▶ _Description of the task_
An exact copy of the data below is needed; please leave out any pictures.

Dataset rows for apps and sites

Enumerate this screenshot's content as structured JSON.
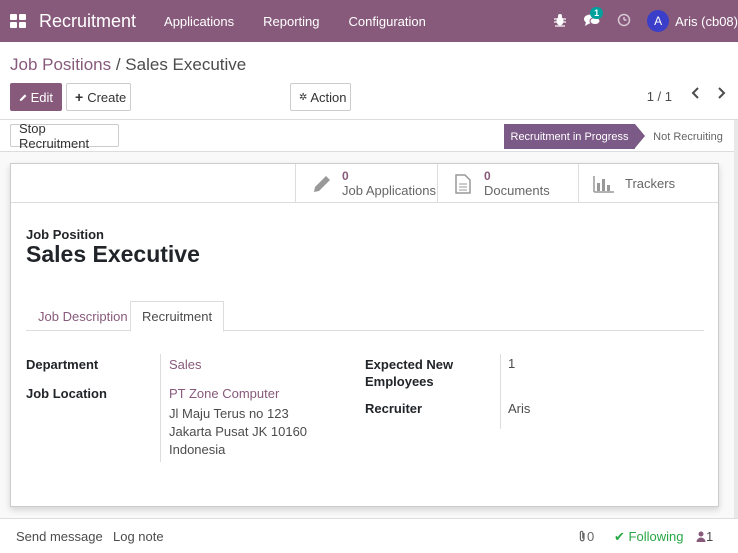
{
  "topbar": {
    "brand": "Recruitment",
    "menu": [
      "Applications",
      "Reporting",
      "Configuration"
    ],
    "chat_badge": "1",
    "avatar_letter": "A",
    "user": "Aris (cb08)",
    "bg_color": "#875a7b"
  },
  "breadcrumb": {
    "parent": "Job Positions",
    "sep": " / ",
    "current": "Sales Executive"
  },
  "buttons": {
    "edit": "Edit",
    "create": "Create",
    "action": "Action",
    "stop_recruitment": "Stop Recruitment"
  },
  "pager": {
    "text": "1 / 1"
  },
  "status": {
    "active": "Recruitment in Progress",
    "inactive": "Not Recruiting"
  },
  "smart_buttons": [
    {
      "value": "0",
      "label": "Job Applications",
      "icon": "pencil-icon"
    },
    {
      "value": "0",
      "label": "Documents",
      "icon": "file-icon"
    },
    {
      "value": "",
      "label": "Trackers",
      "icon": "bar-chart-icon"
    }
  ],
  "form": {
    "position_label": "Job Position",
    "position_name": "Sales Executive",
    "tabs": [
      "Job Description",
      "Recruitment"
    ],
    "fields": {
      "department_label": "Department",
      "department_value": "Sales",
      "location_label": "Job Location",
      "location_name": "PT Zone Computer",
      "location_address1": "Jl Maju Terus no 123",
      "location_address2": "Jakarta Pusat JK 10160",
      "location_country": "Indonesia",
      "expected_label_1": "Expected New",
      "expected_label_2": "Employees",
      "expected_value": "1",
      "recruiter_label": "Recruiter",
      "recruiter_value": "Aris"
    }
  },
  "chatter": {
    "send_message": "Send message",
    "log_note": "Log note",
    "attachments": "0",
    "following": "Following",
    "followers": "1"
  }
}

▶ _Reply_
Enumerate this screenshot's content as structured JSON.
{
  "topbar": {
    "brand": "Recruitment",
    "menu": [
      "Applications",
      "Reporting",
      "Configuration"
    ],
    "chat_badge": "1",
    "avatar_letter": "A",
    "user": "Aris (cb08)",
    "bg_color": "#875a7b"
  },
  "breadcrumb": {
    "parent": "Job Positions",
    "sep": " / ",
    "current": "Sales Executive"
  },
  "buttons": {
    "edit": "Edit",
    "create": "Create",
    "action": "Action",
    "stop_recruitment": "Stop Recruitment"
  },
  "pager": {
    "text": "1 / 1"
  },
  "status": {
    "active": "Recruitment in Progress",
    "inactive": "Not Recruiting"
  },
  "smart_buttons": [
    {
      "value": "0",
      "label": "Job Applications",
      "icon": "pencil-icon"
    },
    {
      "value": "0",
      "label": "Documents",
      "icon": "file-icon"
    },
    {
      "value": "",
      "label": "Trackers",
      "icon": "bar-chart-icon"
    }
  ],
  "form": {
    "position_label": "Job Position",
    "position_name": "Sales Executive",
    "tabs": [
      "Job Description",
      "Recruitment"
    ],
    "fields": {
      "department_label": "Department",
      "department_value": "Sales",
      "location_label": "Job Location",
      "location_name": "PT Zone Computer",
      "location_address1": "Jl Maju Terus no 123",
      "location_address2": "Jakarta Pusat JK 10160",
      "location_country": "Indonesia",
      "expected_label_1": "Expected New",
      "expected_label_2": "Employees",
      "expected_value": "1",
      "recruiter_label": "Recruiter",
      "recruiter_value": "Aris"
    }
  },
  "chatter": {
    "send_message": "Send message",
    "log_note": "Log note",
    "attachments": "0",
    "following": "Following",
    "followers": "1"
  }
}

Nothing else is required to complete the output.